Head into the wilderness for a stay in Disney World's cabins
Published: August 5, 2011 at 8:48 AM
Fort Wilderness is known to many as Disney World's campground, but Fort Wilderness also offers dozens of fully-equipped cabins. (They're officially a "Moderate Resort Hotel" in Disney lingo, listing from $275-405 a night.)
Now when I say "cabins," don't start thinking about rough-hewn log rooms with packed dirt floors - the type of structure where you'd find a young Abe Lincoln out front, splitting logs for the night's fire. These are modern cabins, much like those you'd find up in the mountains of the Sierra Nevada or the Smokies.
I hesitate to say this because of the connotation some people have with the phrase, but, essentially, they're mobile homes.
Spectacularly well-decorated mobile homes, I must say.
Wood paneling throughout makes the place feel like a wilderness cabin, and quilts and artwork on the walls brighten the room. You'll find a well-equipped full kitchen, but be sure to bring your own coffee filters (and food, of course.)
The need to stock the kitchen makes this a tough destination to rely on the free Disney's Magical Express service from and to the Orlando Airport. And if you're not going to use the kitchen or the grill out front of the cabin, what's the point of paying for them? Fort Wilderness is a more popular destination for people who drive to the Walt Disney World Resort.
A Fort Wilderness cabin can sleep a large family, too. You've got two bunk beds and a double bed in the bedroom, a double, Murphy bed in the living room, plus a couch that could sleep another child.
Unfortunately, the double bed in the bedroom gave me my worst night's sleep in years - the matress felt like a giant vat of lumpy rice pudding. I switched to the Murphy bed the next night and found it much more comfortable.
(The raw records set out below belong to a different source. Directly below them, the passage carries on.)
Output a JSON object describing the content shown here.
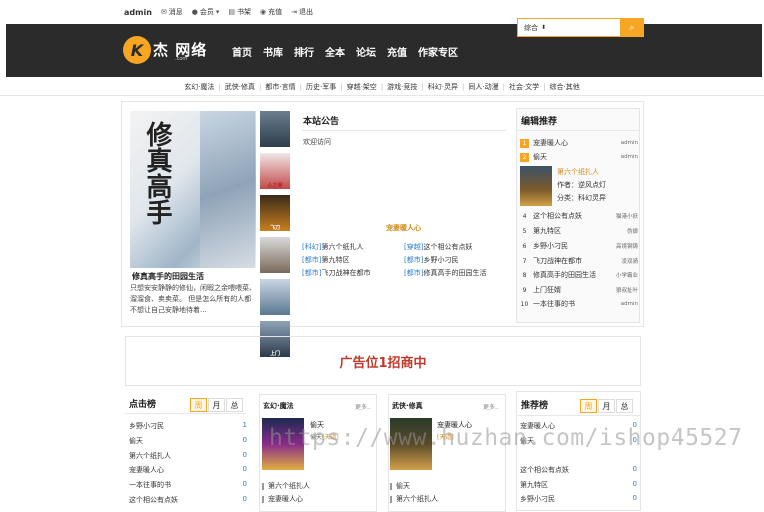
{
  "topbar": {
    "user": "admin",
    "items": [
      "消息",
      "会员",
      "书架",
      "充值",
      "退出"
    ]
  },
  "logo": {
    "text": "杰  网络",
    "domain": ".com"
  },
  "nav": [
    "首页",
    "书库",
    "排行",
    "全本",
    "论坛",
    "充值",
    "作家专区"
  ],
  "search": {
    "select_value": "综合"
  },
  "categories": [
    "玄幻·魔法",
    "武侠·修真",
    "都市·言情",
    "历史·军事",
    "穿越·架空",
    "游戏·竞技",
    "科幻·灵异",
    "同人·动漫",
    "社会·文学",
    "综合·其他"
  ],
  "feature_book": {
    "title": "修真高手的田园生活",
    "cover_title": "修真高手",
    "desc": "只想安安静静的修仙，闲暇之余喂喂菜、溜溜食、卖卖菜。 但是怎么所有的人都不想让自己安静地待着..."
  },
  "thumbs": [
    "",
    "心之网",
    "飞刀",
    "",
    "",
    "上门"
  ],
  "notice": {
    "title": "本站公告",
    "welcome": "欢迎访问",
    "ad_label": "宠妻暖人心",
    "links": [
      {
        "tag": "[科幻]",
        "name": "第六个纸扎人"
      },
      {
        "tag": "[穿越]",
        "name": "这个相公有点妖"
      },
      {
        "tag": "[都市]",
        "name": "第九特区"
      },
      {
        "tag": "[都市]",
        "name": "乡野小刁民"
      },
      {
        "tag": "[都市]",
        "name": "飞刀战神在都市"
      },
      {
        "tag": "[都市]",
        "name": "修真高手的田园生活"
      }
    ]
  },
  "editor": {
    "title": "编辑推荐",
    "items": [
      {
        "n": "1",
        "name": "宠妻暖人心",
        "author": "admin"
      },
      {
        "n": "2",
        "name": "偷天",
        "author": "admin"
      },
      {
        "n": "4",
        "name": "这个相公有点妖",
        "author": "猫港小妖"
      },
      {
        "n": "5",
        "name": "第九特区",
        "author": "伪娘"
      },
      {
        "n": "6",
        "name": "乡野小刁民",
        "author": "高境钢铸"
      },
      {
        "n": "7",
        "name": "飞刀战神在都市",
        "author": "凌双骑"
      },
      {
        "n": "8",
        "name": "修真高手的田园生活",
        "author": "小学霸业"
      },
      {
        "n": "9",
        "name": "上门狂婿",
        "author": "狼叔扯叶"
      },
      {
        "n": "10",
        "name": "一本往事的书",
        "author": "admin"
      }
    ],
    "featured": {
      "n": "3",
      "name": "第六个纸扎人",
      "author": "作者：逆风点灯",
      "category": "分类：科幻灵异"
    }
  },
  "ad_banner": "广告位1招商中",
  "click_rank": {
    "title": "点击榜",
    "tabs": [
      "周",
      "月",
      "总"
    ],
    "rows": [
      {
        "name": "乡野小刁民",
        "v": "1"
      },
      {
        "name": "偷天",
        "v": "0"
      },
      {
        "name": "第六个纸扎人",
        "v": "0"
      },
      {
        "name": "宠妻暖人心",
        "v": "0"
      },
      {
        "name": "一本往事的书",
        "v": "0"
      },
      {
        "name": "这个相公有点妖",
        "v": "0"
      }
    ]
  },
  "genre1": {
    "title": "玄幻·魔法",
    "more": "更多..",
    "book": "偷天",
    "author": "偷天",
    "tag": "[天道]",
    "list": [
      "第六个纸扎人",
      "宠妻暖人心"
    ]
  },
  "genre2": {
    "title": "武侠·修真",
    "more": "更多..",
    "book": "宠妻暖人心",
    "tag": "[天道]",
    "list": [
      "偷天",
      "第六个纸扎人"
    ]
  },
  "recommend_rank": {
    "title": "推荐榜",
    "tabs": [
      "周",
      "月",
      "总"
    ],
    "rows": [
      {
        "name": "宠妻暖人心",
        "v": "0"
      },
      {
        "name": "偷天",
        "v": "0"
      },
      {
        "name": "这个相公有点妖",
        "v": "0"
      },
      {
        "name": "第九特区",
        "v": "0"
      },
      {
        "name": "乡野小刁民",
        "v": "0"
      }
    ]
  },
  "watermark": "https://www.huzhan.com/ishop45527",
  "colors": {
    "accent": "#f6a623",
    "header_bg": "#2b2b2b",
    "link": "#2b7ccf",
    "ad_text": "#c0392b"
  }
}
Don't neglect to check the entertainment schedule during a stay at Fort Wilderness. The kids enjoyed the free singalong and campfire, as well as games at the pool. Be sure to pick up fixins for s'mores at the grocery before you arrive, as well as something to use as sticks at the campfire.
We didn't splurge for tickets to the resort's popular Hoop-De-Doo-Revue on this trip, but if your budget allows, do. Just remember to do it when you book your stay - tickets go fast.
Instead, we ate at the adjacent Trail's End Restaurant - a hearty buffet that's serves breakfast, lunch and dinner. Service was friendly and everyone enjoyed the food, but a few days later I'm struggling to think of anything remarkable to say about it.
A final tip: Spend the extra money and book a golf cart to use during your stay. The only places to park your car are at the front desk and next to your cabin. Nothing else around the resort, including the restaurants, boat launch to the Magic Kingdom or the pools is within reasonable walking distance so without a cart, you'll be waiting for buses to get around throughout your stay.